● **REQUIRED ACTION**
Repeat the material below. Keep every line exactly as written.

◆ ◆ ◆ ◆ ◆ ◆ ◆

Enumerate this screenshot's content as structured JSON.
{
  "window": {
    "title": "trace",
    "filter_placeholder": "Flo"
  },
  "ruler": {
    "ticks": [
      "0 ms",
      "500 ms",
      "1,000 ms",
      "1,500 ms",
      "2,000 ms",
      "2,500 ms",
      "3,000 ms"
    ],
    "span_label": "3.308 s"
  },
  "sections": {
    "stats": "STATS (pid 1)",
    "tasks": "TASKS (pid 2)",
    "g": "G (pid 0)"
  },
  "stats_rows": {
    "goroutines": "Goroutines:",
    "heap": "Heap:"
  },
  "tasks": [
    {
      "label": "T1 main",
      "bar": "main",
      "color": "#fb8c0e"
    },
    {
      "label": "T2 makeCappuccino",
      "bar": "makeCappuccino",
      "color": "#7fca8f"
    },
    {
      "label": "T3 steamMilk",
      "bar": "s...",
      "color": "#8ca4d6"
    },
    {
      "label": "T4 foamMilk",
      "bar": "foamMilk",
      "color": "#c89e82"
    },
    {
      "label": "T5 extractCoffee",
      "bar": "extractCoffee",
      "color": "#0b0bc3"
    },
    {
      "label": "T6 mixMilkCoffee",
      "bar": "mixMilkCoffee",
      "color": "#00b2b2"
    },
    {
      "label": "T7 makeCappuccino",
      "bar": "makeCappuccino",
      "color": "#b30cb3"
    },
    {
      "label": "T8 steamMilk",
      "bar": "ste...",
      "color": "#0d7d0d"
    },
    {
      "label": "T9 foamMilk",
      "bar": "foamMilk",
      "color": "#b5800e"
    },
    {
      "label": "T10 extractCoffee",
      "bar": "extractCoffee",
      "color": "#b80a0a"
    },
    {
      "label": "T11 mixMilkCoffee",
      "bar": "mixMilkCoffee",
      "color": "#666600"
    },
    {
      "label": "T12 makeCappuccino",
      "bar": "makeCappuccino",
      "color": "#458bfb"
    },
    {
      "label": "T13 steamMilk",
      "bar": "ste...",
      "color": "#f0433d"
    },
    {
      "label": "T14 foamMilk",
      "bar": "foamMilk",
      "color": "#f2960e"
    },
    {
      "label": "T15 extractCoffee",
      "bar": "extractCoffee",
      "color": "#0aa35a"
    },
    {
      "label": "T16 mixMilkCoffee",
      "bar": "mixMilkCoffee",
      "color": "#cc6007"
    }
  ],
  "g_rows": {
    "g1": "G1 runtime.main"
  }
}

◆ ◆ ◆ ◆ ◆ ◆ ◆

● **EXERCISE OUTPUT**
Enumerate this screenshot's content as structured JSON.
{
  "window": {
    "title": "trace",
    "filter_placeholder": "Flo"
  },
  "ruler": {
    "ticks": [
      "0 ms",
      "500 ms",
      "1,000 ms",
      "1,500 ms",
      "2,000 ms",
      "2,500 ms",
      "3,000 ms"
    ],
    "span_label": "3.308 s"
  },
  "sections": {
    "stats": "STATS (pid 1)",
    "tasks": "TASKS (pid 2)",
    "g": "G (pid 0)"
  },
  "stats_rows": {
    "goroutines": "Goroutines:",
    "heap": "Heap:"
  },
  "tasks": [
    {
      "label": "T1 main",
      "bar": "main",
      "color": "#fb8c0e"
    },
    {
      "label": "T2 makeCappuccino",
      "bar": "makeCappuccino",
      "color": "#7fca8f"
    },
    {
      "label": "T3 steamMilk",
      "bar": "s...",
      "color": "#8ca4d6"
    },
    {
      "label": "T4 foamMilk",
      "bar": "foamMilk",
      "color": "#c89e82"
    },
    {
      "label": "T5 extractCoffee",
      "bar": "extractCoffee",
      "color": "#0b0bc3"
    },
    {
      "label": "T6 mixMilkCoffee",
      "bar": "mixMilkCoffee",
      "color": "#00b2b2"
    },
    {
      "label": "T7 makeCappuccino",
      "bar": "makeCappuccino",
      "color": "#b30cb3"
    },
    {
      "label": "T8 steamMilk",
      "bar": "ste...",
      "color": "#0d7d0d"
    },
    {
      "label": "T9 foamMilk",
      "bar": "foamMilk",
      "color": "#b5800e"
    },
    {
      "label": "T10 extractCoffee",
      "bar": "extractCoffee",
      "color": "#b80a0a"
    },
    {
      "label": "T11 mixMilkCoffee",
      "bar": "mixMilkCoffee",
      "color": "#666600"
    },
    {
      "label": "T12 makeCappuccino",
      "bar": "makeCappuccino",
      "color": "#458bfb"
    },
    {
      "label": "T13 steamMilk",
      "bar": "ste...",
      "color": "#f0433d"
    },
    {
      "label": "T14 foamMilk",
      "bar": "foamMilk",
      "color": "#f2960e"
    },
    {
      "label": "T15 extractCoffee",
      "bar": "extractCoffee",
      "color": "#0aa35a"
    },
    {
      "label": "T16 mixMilkCoffee",
      "bar": "mixMilkCoffee",
      "color": "#cc6007"
    }
  ],
  "g_rows": {
    "g1": "G1 runtime.main"
  }
}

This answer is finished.